Date of Award
Master of Occupational Therapy (MOT)
Fatigue -- therapy; Stroke -- complications; Telemedicine -- utlization
There is currently a lack of research on the effectiveness of energy conservation techniques to treat the fatigue experienced by individuals following a stroke. Because of this, the purpose of this research study was to explore the effects of Managing Fatigue: A Six Week Course for Energy Conservation, developed by occupational therapists, Packer, Brink, and Sauriol (1995), on the level of fatigue individuals experience following a stroke.
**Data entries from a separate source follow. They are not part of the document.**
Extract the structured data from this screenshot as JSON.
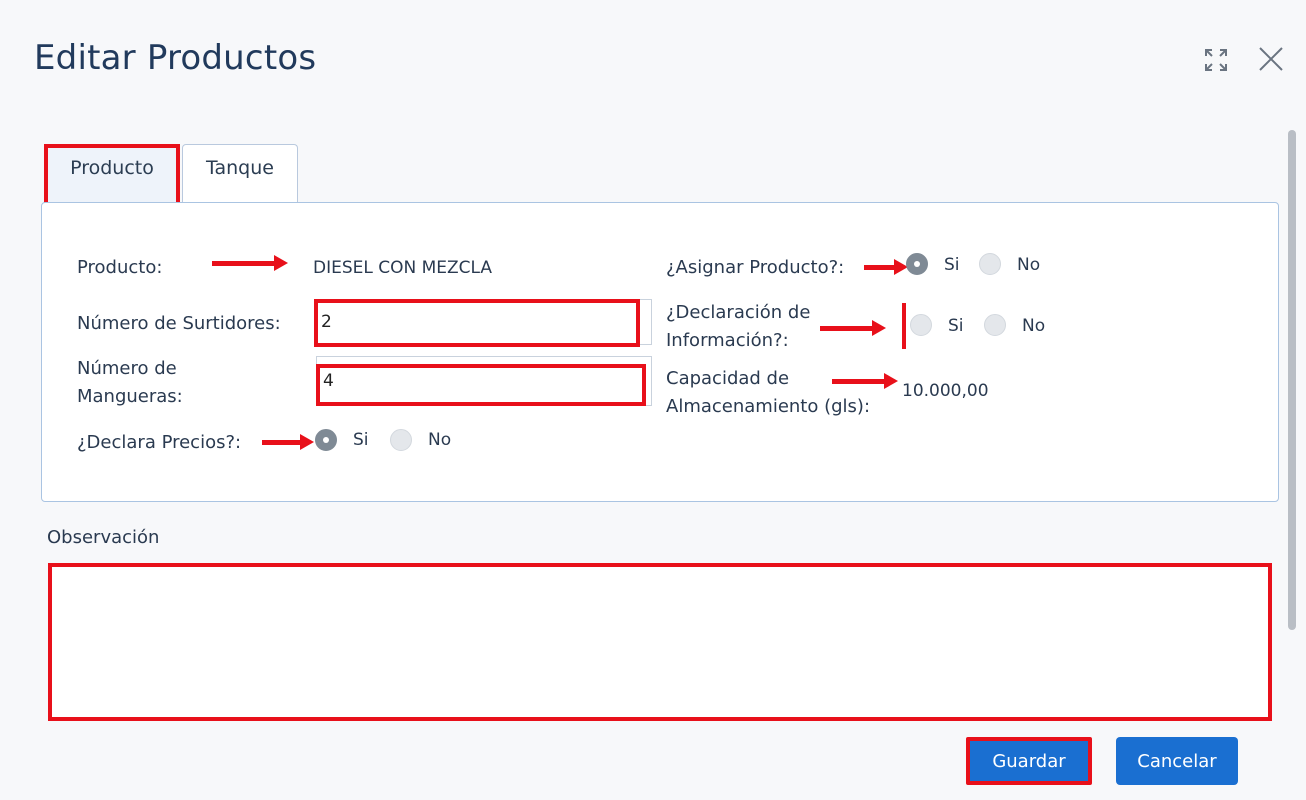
{
  "dialog": {
    "title": "Editar Productos"
  },
  "header_icons": [
    "expand-icon",
    "close-icon"
  ],
  "tabs": [
    {
      "label": "Producto",
      "active": true
    },
    {
      "label": "Tanque",
      "active": false
    }
  ],
  "form": {
    "producto": {
      "label": "Producto:",
      "value": "DIESEL CON MEZCLA"
    },
    "surtidores": {
      "label": "Número de Surtidores:",
      "value": "2"
    },
    "mangueras": {
      "label_line1": "Número de",
      "label_line2": "Mangueras:",
      "value": "4"
    },
    "declara_precios": {
      "label": "¿Declara Precios?:",
      "yes": "Si",
      "no": "No",
      "selected": "Si"
    },
    "asignar_producto": {
      "label": "¿Asignar Producto?:",
      "yes": "Si",
      "no": "No",
      "selected": "Si"
    },
    "declaracion_info": {
      "label_line1": "¿Declaración de",
      "label_line2": "Información?:",
      "yes": "Si",
      "no": "No",
      "selected": ""
    },
    "capacidad": {
      "label_line1": "Capacidad de",
      "label_line2": "Almacenamiento (gls):",
      "value": "10.000,00"
    }
  },
  "observacion": {
    "label": "Observación",
    "value": ""
  },
  "buttons": {
    "save": "Guardar",
    "cancel": "Cancelar"
  },
  "colors": {
    "primary": "#1a6fd1",
    "annotation_red": "#e8101a",
    "panel_border": "#aac4e2"
  }
}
As telehealth is an emerging area in occupational therapy service delivery, the present study also aimed to determine the effectiveness of occupational therapy services delivered via teleconference.
A pilot study using a pretest-posttest single subject design was implemented to obtain and analyze data from one participant. UND and Altru IRB approval were received and the participant gave informed consent. The participant completed the Managing Fatigue course over five consecutive sessions via teleconference with the principal investigators and their advisor. A self-developed demographic questionnaire and the Patient-Reported Outcomes Measurement Information System (PROMIS) Fatigue Short Form 7a were completed by the subject prior to completion of the Managing Fatigue course. Additionally, the Fatigue Impact Scale (FIS) and the Canadian Occupational Performance Measure (COPM) were utilized prior to and following participation in the Managing Fatigue course to analyze potential changes in fatigue severity and subject-perceived occupational performance. All assessments and delivery of the Managing Fatigue course were completed via teleconference.
The subject participating in this research was a 70 year old male who experienced a left-side ischemic stroke five years prior to the study. Following completion of the Managing Fatigue course, fatigue severity noted from the FIS decreased from 47 to 13 out of a possible 160 on the Fatigue Impact Scale (FIS), evidencing improved fatigue severity. Decreases in fatigue were noted in physical, cognitive, and social categories. The subject’s average perceived occupational performance score improved from 4.8 to 5.2 out of a possible 10 following participation in the Managing Fatigue course. Furthermore, his average satisfaction score increased from 4.2 to 5.0 out of a possible 10 in prioritized areas of occupation through the use of the COPM. This evidences increased subject-perceived occupational performance and satisfaction in areas of occupation of importance to the subject.
Although performance and satisfaction in occupational performance increased and fatigue severity decreased following participation in the Managing Fatigue course, it cannot be inferred that participation in the course was the cause of the change. Limitations of the research, including that it was a pilot study and utilized a single-subject sample size, result in a lack of generalization to a larger population and warrant future research with a larger sample to study the effectiveness of the Managing Fatigue course on post-stroke fatigue. Furthermore, the decrease in fatigue evidences a possible benefit of the use of teleconference service delivery. However, as changes in data from pretest to posttest were evident, future research is warranted to study the influence of telehealth with the post-stroke fatigue population.
Gronhovd, Nicole and Muehlberg, Hannah, "A Pilot Study: Examining the Effectiveness of Managing Fatigue Post-Stroke via Telehealth" (2014). Occupational Therapy Capstones. 75.